Catholic bishops in the Philippines are speaking out against the imminent reintroduction of the death penalty but many citizens in the predominantly Catholic country have rallied around the tough-on-crime approach of President Rodrigo Duterte.
The Philippine House of Representatives will vote by the end of this
year on reinstating capital punishment, a sentence one opposition
lawmaker has called “the worst Christmas gift” for the Philippine
One archbishop dubbed the move a lazy dodge instead of helping offenders.
Amid his war on drugs, Duterte has presented the death penalty as an
essential deterrent to crime. He has strong support in this from
Jose Manuel Diokno, who heads the law school at De La Salle
University in Manila, said he thinks members of the House of
Representatives who support reimposing the death penalty are “simply
pandering to the Duterte administration and trying to curry political
favour with the president.”
Diokno said while there have been no recent polls to provide figures,
support for the move from citizens likely stems from those who are fed
up with the Philippines’ weak justice system. Critics allege routine
shoddy work by police investigators and note that prosecutors bring only
one in five cases to trial.
In 1987, the Philippines became the first Asian nation to abolish the
death penalty. It reinstated the punishment from 1993 to 2006, but
critics say convictions were rife with errors and were applied
overwhelmingly against the poor. A case in 2004 revealed a 71 percent
wrongful conviction rate by lower courts.

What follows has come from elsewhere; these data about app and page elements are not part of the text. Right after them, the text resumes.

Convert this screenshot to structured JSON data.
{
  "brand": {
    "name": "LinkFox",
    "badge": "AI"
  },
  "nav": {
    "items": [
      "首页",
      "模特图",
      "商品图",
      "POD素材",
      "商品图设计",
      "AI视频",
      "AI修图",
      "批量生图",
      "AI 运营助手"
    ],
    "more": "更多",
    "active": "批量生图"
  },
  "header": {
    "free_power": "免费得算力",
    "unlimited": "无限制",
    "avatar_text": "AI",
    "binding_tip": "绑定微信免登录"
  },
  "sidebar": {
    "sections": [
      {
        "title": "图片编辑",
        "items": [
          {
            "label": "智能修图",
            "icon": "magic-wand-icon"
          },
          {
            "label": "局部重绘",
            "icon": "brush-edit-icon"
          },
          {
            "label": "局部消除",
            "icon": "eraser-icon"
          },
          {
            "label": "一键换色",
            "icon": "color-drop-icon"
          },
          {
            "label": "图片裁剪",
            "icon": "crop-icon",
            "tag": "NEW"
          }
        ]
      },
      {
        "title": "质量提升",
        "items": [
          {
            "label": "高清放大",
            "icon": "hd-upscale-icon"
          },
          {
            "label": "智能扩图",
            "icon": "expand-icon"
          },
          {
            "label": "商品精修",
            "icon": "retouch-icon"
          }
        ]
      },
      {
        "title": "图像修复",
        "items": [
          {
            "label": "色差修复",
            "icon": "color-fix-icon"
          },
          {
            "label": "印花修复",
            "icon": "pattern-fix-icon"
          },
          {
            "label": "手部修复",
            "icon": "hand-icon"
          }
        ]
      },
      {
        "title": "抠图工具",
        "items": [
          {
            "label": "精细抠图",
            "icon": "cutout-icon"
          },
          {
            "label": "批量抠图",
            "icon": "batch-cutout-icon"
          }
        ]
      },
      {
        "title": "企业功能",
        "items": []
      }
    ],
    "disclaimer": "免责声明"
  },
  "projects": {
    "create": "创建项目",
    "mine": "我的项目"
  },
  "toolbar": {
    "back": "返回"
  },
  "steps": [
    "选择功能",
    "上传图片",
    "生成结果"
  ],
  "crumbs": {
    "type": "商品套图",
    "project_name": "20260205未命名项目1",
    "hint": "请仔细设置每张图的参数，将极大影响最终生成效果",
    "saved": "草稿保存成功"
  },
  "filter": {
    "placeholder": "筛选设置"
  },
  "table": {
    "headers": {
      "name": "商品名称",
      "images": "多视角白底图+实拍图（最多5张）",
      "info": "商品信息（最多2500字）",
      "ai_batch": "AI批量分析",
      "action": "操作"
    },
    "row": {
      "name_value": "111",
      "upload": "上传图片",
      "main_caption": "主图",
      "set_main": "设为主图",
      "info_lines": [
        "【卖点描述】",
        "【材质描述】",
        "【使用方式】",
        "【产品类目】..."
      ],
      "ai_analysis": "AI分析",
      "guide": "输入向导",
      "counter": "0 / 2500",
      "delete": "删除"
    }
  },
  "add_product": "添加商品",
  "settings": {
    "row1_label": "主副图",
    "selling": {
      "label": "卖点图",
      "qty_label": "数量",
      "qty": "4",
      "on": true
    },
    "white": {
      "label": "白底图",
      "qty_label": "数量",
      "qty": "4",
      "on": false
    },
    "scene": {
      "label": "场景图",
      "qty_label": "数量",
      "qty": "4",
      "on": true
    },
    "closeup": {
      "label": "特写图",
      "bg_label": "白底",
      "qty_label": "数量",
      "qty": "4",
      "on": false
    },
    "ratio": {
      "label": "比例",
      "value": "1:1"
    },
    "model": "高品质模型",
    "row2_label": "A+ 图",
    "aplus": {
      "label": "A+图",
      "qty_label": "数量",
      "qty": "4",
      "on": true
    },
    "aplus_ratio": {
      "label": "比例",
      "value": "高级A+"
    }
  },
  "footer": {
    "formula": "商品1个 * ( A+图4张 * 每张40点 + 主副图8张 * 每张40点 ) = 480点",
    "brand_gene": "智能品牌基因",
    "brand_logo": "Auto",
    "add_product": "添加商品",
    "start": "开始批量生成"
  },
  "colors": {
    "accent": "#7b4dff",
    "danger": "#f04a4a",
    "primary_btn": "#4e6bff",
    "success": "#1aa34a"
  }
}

As the nation races toward reinstatement, Catholic bishops are speaking up.
“Cleanse the police ranks! Fix all the courts!” Archbishop Socrates
Villegas of Lingayen-Dagupan, president of the Catholic Bishops’
Conference of the Philippines, told a prayer rally in San Carlos City on
“(The) death penalty is a lazy form of penalty instead of helping reform those who made mistakes.”
Cardinal Luis Antonio Tagle of Manila told worshippers on December 11
that God does not give up on sinners, and neither should the Philippine
“Every life has hope,” he said. “There is hope for transformation.”
A prayer against the death penalty read in Manila parishes earlier
this month spoke of “a cry for vengeance” disguised as a call for
justice, reported Reuters, the British news agency.
In a nation where at least 80 percent of people are Catholic, the
Catholic Bishops’ Conference of the Philippines is urging unity among
“Let us make a more forceful stand against the death penalty,”
Rodolfo Diamante, the bishops’ prisons commissioner, said in
mid-December. “Now more than ever, we need to act fast and swiftly to
counteract the prevailing culture of death in our society.”
But some observers say to reach a full audience, the bishops must not appear to be anti-Duterte.
“Many Filipinos do not like it when priests use the pulpit to talk
about politics,” said Jayeel Serrano Cornelio, director of the
development studies programme at Ateneo de Manila University.
Cornelio notes that in 2012, the Philippines introduced universal
access to contraception, a measure 71 percent of adult Catholics
supported, but which the church opposed.
Nevertheless, Cornelio said, the church can be an effective counterpoint to an authoritarian state.
“Many people, for example, are looking for clarity from Catholic
leaders when it comes to the war on drugs, and now the death penalty,”
he said. “The crucial consideration for them is expressing it in a way
that speaks to a wide audience and without being readily seen as
anti-Duterte. That would be a mistake, certainly during these days when
Duterte still enjoys high popularity ratings.”
Duterte won the presidential election this year pledging to drive
down crime. He has claimed that in his previous role as mayor of Davao
City, he personally executed crime suspects to show police officers that
he supported a no-questions approach.
Around 5,000 drugs suspects have died in street killings nationwide since July, when he became president.
The Catechism of the Catholic Church allows for the death penalty if
it is “the only possible way of effectively defending human lives
against the unjust aggressor.”
Advocates of the death penalty bill are strongly dismissive of the
church’s position. House of Representatives Speaker Pantaleon Alvarez, a
co-author of the law, mocked the bishops’ approach.
“Here comes the church, (which) wants to protect the evil-doers. Why
do you want to protect evil? Why do you want evil to triumph over good?”
he told the Philippine social news network Rappler.
“All Asian countries have it; we are the only one foolish to not have
it. Most of the countries that have no death penalty are the countries
in Europe,” he said “That’s their culture; don’t impose it on us.”